And there are some signs that the state is finally recognizing the necessity of reforming its agricultural sector. Already, about a quarter of farms operate off treated wastewater; there are plans to double that figure. Making the move away from conventional crop cultivation toward hydroponics and other water-saving farming techniques, as most experts believe the kingdom must eventually do, will be politically complicated, but Jordan has the necessary top-down system to pull it off. “If the king supports something, that means the Cabinet supports something,” says Subah, the water and irrigation official.
In a rocky, windswept portion of the southern Jordanian desert, the Sahara Forest Project, a Norwegian venture, offers something of a template for how Jordan might maintain some food production despite its water shortage. Its model, one of the first of its kind in the world, involves piping water from the nearby Red Sea, desalinating it with solar-powered technology and then recycling it among greenhouses. With no ground, rain or surface water, they envisage growing an initial 130 tons of vegetables a year.
These reforms are necessary, but in the long term, none will be sufficient to make up for Jordan’s water deficit, particularly if, as is the country’s experience, the Syrian refugees don’t go home.

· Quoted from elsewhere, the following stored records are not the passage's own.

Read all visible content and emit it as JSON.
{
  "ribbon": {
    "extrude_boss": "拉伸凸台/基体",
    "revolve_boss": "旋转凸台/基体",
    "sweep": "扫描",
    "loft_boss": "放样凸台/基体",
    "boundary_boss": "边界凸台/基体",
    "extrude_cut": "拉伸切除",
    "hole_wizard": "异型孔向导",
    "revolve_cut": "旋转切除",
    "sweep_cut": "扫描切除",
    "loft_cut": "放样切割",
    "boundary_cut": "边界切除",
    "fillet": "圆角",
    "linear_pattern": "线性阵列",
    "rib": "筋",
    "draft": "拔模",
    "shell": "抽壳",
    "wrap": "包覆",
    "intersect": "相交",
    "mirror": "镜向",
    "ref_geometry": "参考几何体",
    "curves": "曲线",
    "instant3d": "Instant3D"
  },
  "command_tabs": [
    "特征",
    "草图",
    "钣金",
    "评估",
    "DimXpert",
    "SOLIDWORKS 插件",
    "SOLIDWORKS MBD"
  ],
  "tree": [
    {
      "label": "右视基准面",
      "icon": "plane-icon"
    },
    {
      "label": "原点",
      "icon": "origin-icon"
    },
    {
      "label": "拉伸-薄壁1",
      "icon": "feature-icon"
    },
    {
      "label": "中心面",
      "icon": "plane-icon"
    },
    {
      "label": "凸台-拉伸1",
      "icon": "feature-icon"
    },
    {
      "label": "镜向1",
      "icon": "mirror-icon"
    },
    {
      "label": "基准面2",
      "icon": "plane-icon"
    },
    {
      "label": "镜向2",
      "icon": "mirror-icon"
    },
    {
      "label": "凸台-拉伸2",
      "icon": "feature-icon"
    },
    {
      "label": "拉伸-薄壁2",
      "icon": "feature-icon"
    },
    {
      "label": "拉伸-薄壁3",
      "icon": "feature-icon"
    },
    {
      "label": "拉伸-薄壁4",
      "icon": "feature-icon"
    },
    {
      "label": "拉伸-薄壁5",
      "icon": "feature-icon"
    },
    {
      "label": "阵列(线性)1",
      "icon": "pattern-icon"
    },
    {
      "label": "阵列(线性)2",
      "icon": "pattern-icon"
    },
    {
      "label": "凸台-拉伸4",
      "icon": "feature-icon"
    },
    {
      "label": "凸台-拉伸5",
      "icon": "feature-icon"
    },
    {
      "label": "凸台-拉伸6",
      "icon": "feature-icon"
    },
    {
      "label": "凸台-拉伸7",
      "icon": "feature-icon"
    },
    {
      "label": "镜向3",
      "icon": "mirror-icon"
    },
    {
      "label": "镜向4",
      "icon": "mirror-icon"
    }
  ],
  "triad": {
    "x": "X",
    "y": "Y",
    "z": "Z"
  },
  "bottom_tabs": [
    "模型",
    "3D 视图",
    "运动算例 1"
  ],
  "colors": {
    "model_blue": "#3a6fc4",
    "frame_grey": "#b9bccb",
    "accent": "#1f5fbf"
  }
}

Jordan’s current water budget is a little under a billion cubic meters, but by 2025, it’s forecast to hit at least 1.4 billion. Only large-scale desalination, it seems, will give the kingdom a chance to satisfy its needs. “At one point, it has to happen,” says Nimri of Mercy Corps. “If you want to come to a point where you don’t run out of water, it has to happen.”
One of the most ambitious schemes, known as the Red to Dead project, involves taking water from the Red Sea, desalinating it and dumping the brine into the Dead Sea to slow its disappearance.
But for these grand plans to work, Jordan, already one of the biggest beneficiaries of American assistance, is going to need a lot more outside help. The U.S. Agency for International Development has spent over $800 million on water projects in Jordan since 2000. The government in Amman is more or less broke, while the country’s layout—with a short coastline that’s downhill and a long way away from the main population centers—is uniquely ill-suited to cost-effective desalination. “The massive investment required to act…exceeds Jordan’s resources by far,” says Prince Hassan. “The help of the international community is essential to overcome the water problems.”
Still, few would bet against the kingdom. It has displayed remarkable survival instincts in the past, remaining stable as its neighbors have wobbled. Even when faced with its greatest challenge, there’s reason to believe it can do it again. “We’re a country of refugees,” says el-Qaisi, the water-deprived mechanic, showing off a modified shopping cart with which he and his neighbors plan to ferry large tanks of water up their hill. “And refugees,” he adds, “are survivors.”